Georges C. Benjamin, executive director of the American Public Health Association and former Maryland health secretary, said he knows telephone triage protocols can be effective because he used to write them for private health plans.
"You absolutely can sort people into high-risk and low-risk groups," he said. "The research needs to be done to figure out what you do with people who are giving you exactly the symptoms they read about or saw on television . . . And you have to make sure that you identify people who are both somatizing and [also] sick."
SARS, smallpox, chemical agents, radiological bombs or an entirely new "engineered agent" -- a combination of deadly pathogens -- could trigger a far more intense public response than anthrax did, according to experts working on the triage project.
"When you put a lot of people under stress, you suddenly have a huge surge in demand of people needing help determining whether their symptoms are due to stress or exposure," Locke said.
Models of the questionnaire ask for personal and contact information, take the patient through descriptions of symptoms, inquire whether the patient often somatizes and ask about the patient's attitudes about health care and life.

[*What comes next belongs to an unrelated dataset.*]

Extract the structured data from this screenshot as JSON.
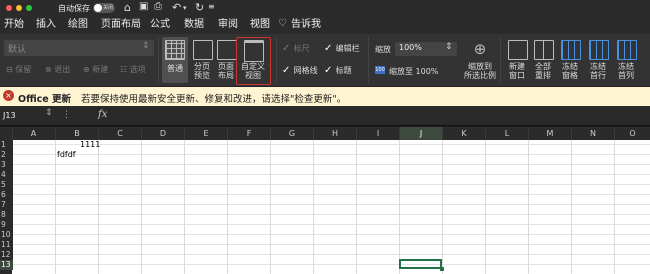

Dan Hanfling, director of emergency management and disaster medicine for Inova Health System, said of the anthrax scare that brought large numbers of the uninfected people to emergency rooms, "That opens a window of experience on what we are likely to face in the next event." He added, "We need to preserve the ability to deliver acute health care. This will have hiccups, but I think it's a great step in the right direction."
Some say they think the system needs extensive testing. "I think the concept would be fine, but I see all kinds of possible problems," said Philip S. Brachman, an Emory University epidemiology professor who spent 32 years at the Centers for Disease Control and Prevention in Atlanta. "It has to be field-tested very carefully in a random way with good controls by an independent group."